### Task statement
Among the entries below, find the lines holding "display" and copy them.

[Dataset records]
= = = = =

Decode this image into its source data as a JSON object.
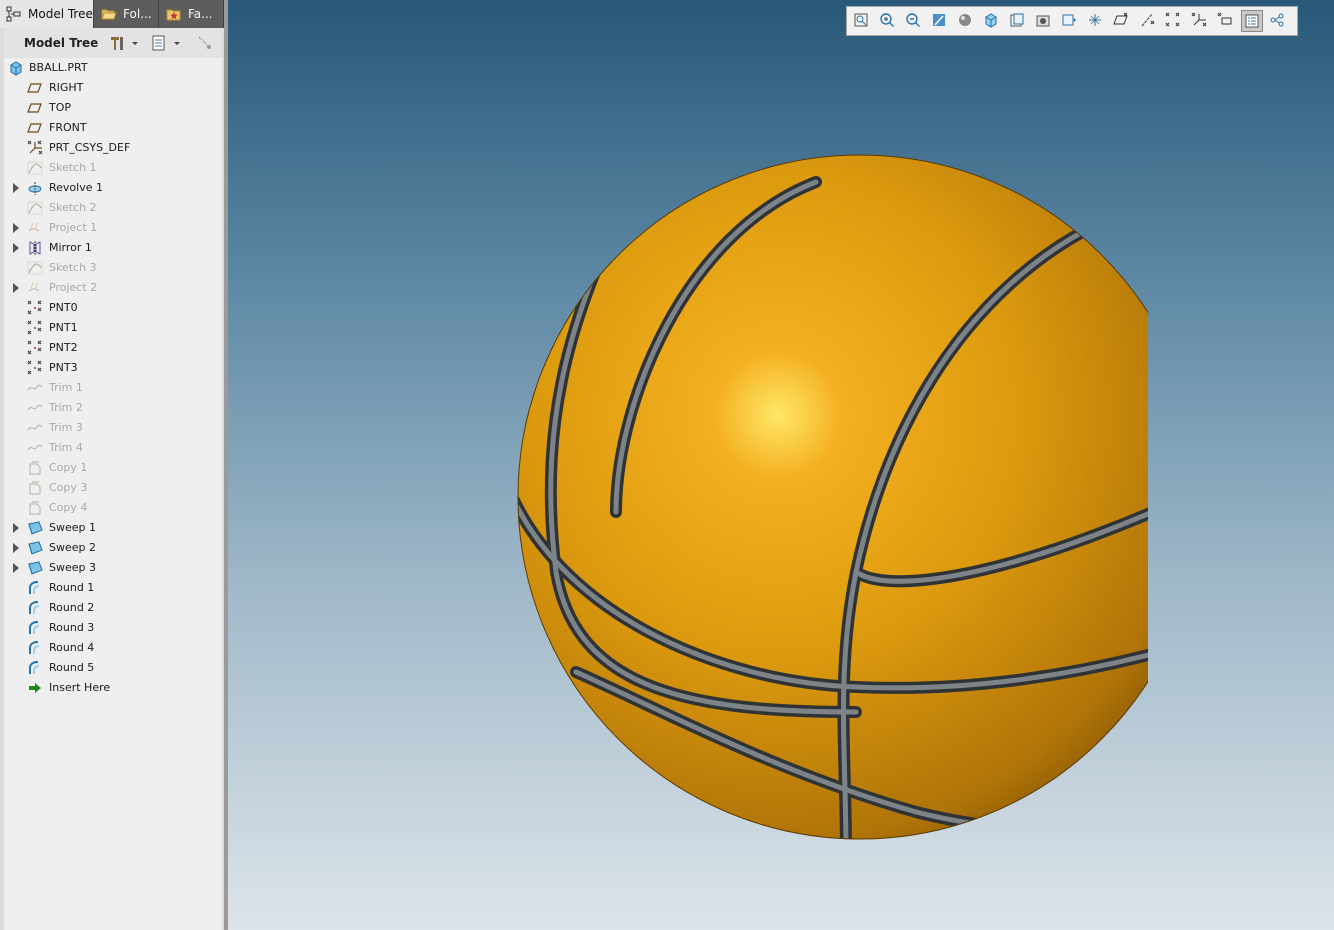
{
  "tabs": [
    {
      "label": "Model Tree",
      "icon": "model-tree-icon"
    },
    {
      "label": "Fol...",
      "icon": "folder-browser-icon"
    },
    {
      "label": "Fa...",
      "icon": "favorites-icon"
    }
  ],
  "tree_header": {
    "title": "Model Tree"
  },
  "tree": {
    "root": "BBALL.PRT",
    "items": [
      {
        "label": "RIGHT",
        "icon": "datum-plane-icon",
        "suppressed": false,
        "expandable": false
      },
      {
        "label": "TOP",
        "icon": "datum-plane-icon",
        "suppressed": false,
        "expandable": false
      },
      {
        "label": "FRONT",
        "icon": "datum-plane-icon",
        "suppressed": false,
        "expandable": false
      },
      {
        "label": "PRT_CSYS_DEF",
        "icon": "coordinate-system-icon",
        "suppressed": false,
        "expandable": false
      },
      {
        "label": "Sketch 1",
        "icon": "sketch-icon",
        "suppressed": true,
        "expandable": false
      },
      {
        "label": "Revolve 1",
        "icon": "revolve-icon",
        "suppressed": false,
        "expandable": true
      },
      {
        "label": "Sketch 2",
        "icon": "sketch-icon",
        "suppressed": true,
        "expandable": false
      },
      {
        "label": "Project 1",
        "icon": "project-icon",
        "suppressed": true,
        "expandable": true
      },
      {
        "label": "Mirror 1",
        "icon": "mirror-icon",
        "suppressed": false,
        "expandable": true
      },
      {
        "label": "Sketch 3",
        "icon": "sketch-icon",
        "suppressed": true,
        "expandable": false
      },
      {
        "label": "Project 2",
        "icon": "project-icon",
        "suppressed": true,
        "expandable": true
      },
      {
        "label": "PNT0",
        "icon": "datum-point-icon",
        "suppressed": false,
        "expandable": false
      },
      {
        "label": "PNT1",
        "icon": "datum-point-icon",
        "suppressed": false,
        "expandable": false
      },
      {
        "label": "PNT2",
        "icon": "datum-point-icon",
        "suppressed": false,
        "expandable": false
      },
      {
        "label": "PNT3",
        "icon": "datum-point-icon",
        "suppressed": false,
        "expandable": false
      },
      {
        "label": "Trim 1",
        "icon": "trim-icon",
        "suppressed": true,
        "expandable": false
      },
      {
        "label": "Trim 2",
        "icon": "trim-icon",
        "suppressed": true,
        "expandable": false
      },
      {
        "label": "Trim 3",
        "icon": "trim-icon",
        "suppressed": true,
        "expandable": false
      },
      {
        "label": "Trim 4",
        "icon": "trim-icon",
        "suppressed": true,
        "expandable": false
      },
      {
        "label": "Copy 1",
        "icon": "copy-icon",
        "suppressed": true,
        "expandable": false
      },
      {
        "label": "Copy 3",
        "icon": "copy-icon",
        "suppressed": true,
        "expandable": false
      },
      {
        "label": "Copy 4",
        "icon": "copy-icon",
        "suppressed": true,
        "expandable": false
      },
      {
        "label": "Sweep 1",
        "icon": "sweep-icon",
        "suppressed": false,
        "expandable": true
      },
      {
        "label": "Sweep 2",
        "icon": "sweep-icon",
        "suppressed": false,
        "expandable": true
      },
      {
        "label": "Sweep 3",
        "icon": "sweep-icon",
        "suppressed": false,
        "expandable": true
      },
      {
        "label": "Round 1",
        "icon": "round-icon",
        "suppressed": false,
        "expandable": false
      },
      {
        "label": "Round 2",
        "icon": "round-icon",
        "suppressed": false,
        "expandable": false
      },
      {
        "label": "Round 3",
        "icon": "round-icon",
        "suppressed": false,
        "expandable": false
      },
      {
        "label": "Round 4",
        "icon": "round-icon",
        "suppressed": false,
        "expandable": false
      },
      {
        "label": "Round 5",
        "icon": "round-icon",
        "suppressed": false,
        "expandable": false
      },
      {
        "label": "Insert Here",
        "icon": "insert-here-arrow-icon",
        "suppressed": false,
        "expandable": false
      }
    ]
  },
  "view_toolbar": [
    "refit-icon",
    "zoom-in-icon",
    "zoom-out-icon",
    "repaint-icon",
    "display-style-icon",
    "saved-orientations-icon",
    "view-manager-icon",
    "perspective-view-icon",
    "spin-center-icon",
    "annotation-display-icon",
    "plane-display-icon",
    "axis-display-icon",
    "point-display-icon",
    "csys-display-icon",
    "point-tag-display-icon",
    "model-tree-toggle-icon",
    "show-connections-icon"
  ],
  "colors": {
    "ball": "#d99a12",
    "seam": "#555a5e",
    "viewport_top": "#285878",
    "viewport_bottom": "#dde4e9"
  }
}
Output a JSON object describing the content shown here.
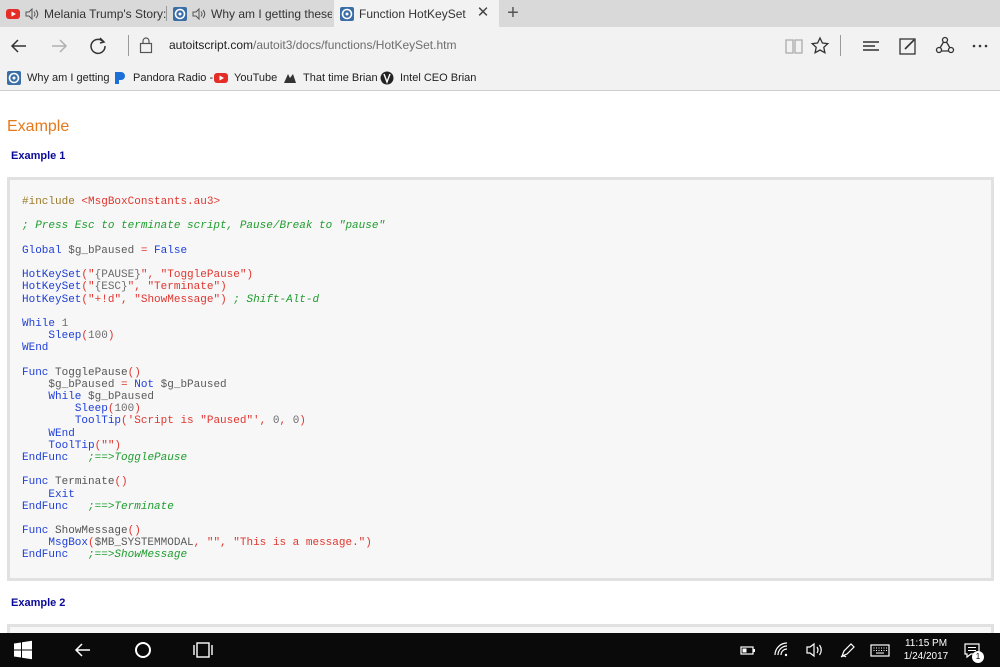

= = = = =

### Output below
    "display-style-icon",
    "annotation-display-icon",
    "plane-display-icon",
    "axis-display-icon",
    "point-display-icon",
    "csys-display-icon",
    "point-tag-display-icon",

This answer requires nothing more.